Le 23 septembre
Organisé par Marion Vincent, IGR Université de Lille – SCALab, FR-SCV
Séminaires le 23/09 sur le site FR-SCV et en visio de 13 à 15h30
Boris Cheval (Univ. Genève)
Aliette Lochy (Univ. Luxembourg)
Milena Dzhelyova (UC Louvain)
Boris Cheval (Univ. Genève) – Effort Minimization in Physical Activity
While the automatic attraction to effort minimization has been widely evidenced in multiple fields, its potential role in explaining the pandemic of physical inactivity has been overlooked. In this presentation, I will first introduce the Theory of Effort Minimization in Physical Activity (TEMPA), a theory that aims to provide a more accurate understanding of the neuropsychological determinants of movement-based behaviors. Then, I will present behavioral, psychophysiological, and large-scale longitudinal data supporting the TEMPA. Finally, I will discuss the implications in terms of interventions aiming to tackle the pandemic of physical inactivity.
14:30-15:30 Dans le cadre du workshop Steady-state
Aliette Lochy (Univ. Luxembourg) – Developing cortical specialization for visual word recognition: EEG studies with fast periodic visual stimulation
A crucial question in reading development is to understand how and when emerges the specialization of neural circuits for reading, how it changes with schooling, and if teaching methods impact brain networks for letters and words. To examine this issue, we used fast periodic visual stimulation (FPVS) EEG in a series of studies in young children investigating selective visual responses to letters and words. Base stimuli are presented at a fast rate (e.g., pseudofonts at 6Hz), and a categorical change is introduced periodically (e.g., words every 5 items, at 1.2Hz). If the visual system discriminates between the two categories, a response is measurable at the frequency of the categorical change. In a few minutes of recordings only, our results show that letter-selective responses are left-lateralized in posterior regions even in 5 years-old preschoolers with only rudimentary letter knowledge. Furthermore, (pre)reading abilities correlate with letter-selective responses. In a longitudinal study following young beginning readers during early formal reading education (from the 1st to the 2nd grade), an increase in letter-selective response as well as an increase in left lateralization was found, with no yet lexical responses. As reading is only acquired via instruction, it is crucial to assess the influence of different teaching methods on the developing brain responses for reading. We recently investigated in French the impact of the global method, which aims at developing mappings between whole visual word forms and corresponding lexical items. We found that poor readers, who knew only a few letters-sound mappings, were more heavily impacted than good readers, revealing engagement of the right hemisphere when processing words globally.

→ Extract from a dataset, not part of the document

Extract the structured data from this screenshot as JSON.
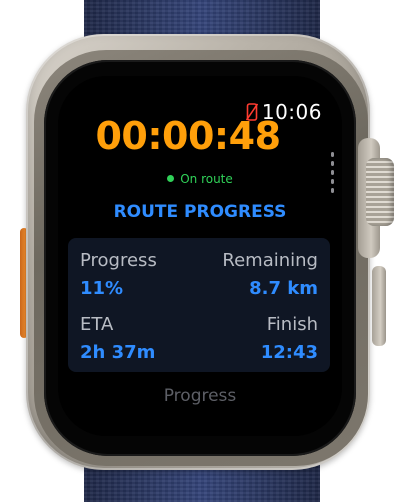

This result showed that teaching method may impact the neural networks for reading, especially in poor readers who rely on alternative strategies like rote-visual recognition, rather than on the left hemisphere mechanisms necessary for developing the reading network. Our findings support an early emergence of ventral occipito-temporal cortex specialization for visual recognition of letters, and point to the sensitivity of FPVS-EEG approach to track its development and to assess the impact of reading interventions or educational practices.
Milena Dzhelyova (UC Louvain) – Decoding Human Facial Expression
The past four decades have seen a large amount of scientific research carried out to understand how the human central nervous system decodes facial expressions of emotion. However, valid spatio-temporal markers that uniquely define the processing of each of the different facial expressions have been extremely difficult to obtain. To address these issues, a high-density electroencephalogram (EEG) was recorded in 18 participants presented with a neutral-expression face at a rate of 5.88 Hz (F) for 80 s. Every five faces, the face changed expression to fear, disgust or happiness (different stimulation sequences). The resulting 1.18 Hz (F/5) EEG response and its harmonics objectively indexed detection of a brief change of facial expression. This response was recorded in every participant in a few minutes but was largely reduced for inverted faces, indicating that it reflects high-level processes. Although this response focused on occipito-temporal sites, different expression changes evoked reliably distinct topographical maps, pointing to partly distinct neural generators. Following this, I examined the extent to which the 6 basic human facial expressions perceptually differ from one another. While fearful faces presented as repeated stimuli led to the smallest deviant responses from all other basic expressions, deviant fearful faces were well discriminated overall, and to a larger extent than expressions of sadness and anger. Expressions of happiness do not differ quantitatively as much in EEG as for behavioral subjective judgments, suggesting that the clear dissociation between happy and other expressions typically observed in behavioral studies reflect higher-order processes. However, this expression differs from all others in terms of scalp topography, pointing to a qualitative difference when switching from a negative to a positive expression compared to switching within negative expressions. Despite these differences, we found very tight relationship between the strength of the neural discrimination response and behavioral similarity among the expression. These results were extended with more subtle expressions and in (a)typical children revealing the potential of the method to understanding facial expression discrimination in developmental, intercultural, and clinical populations.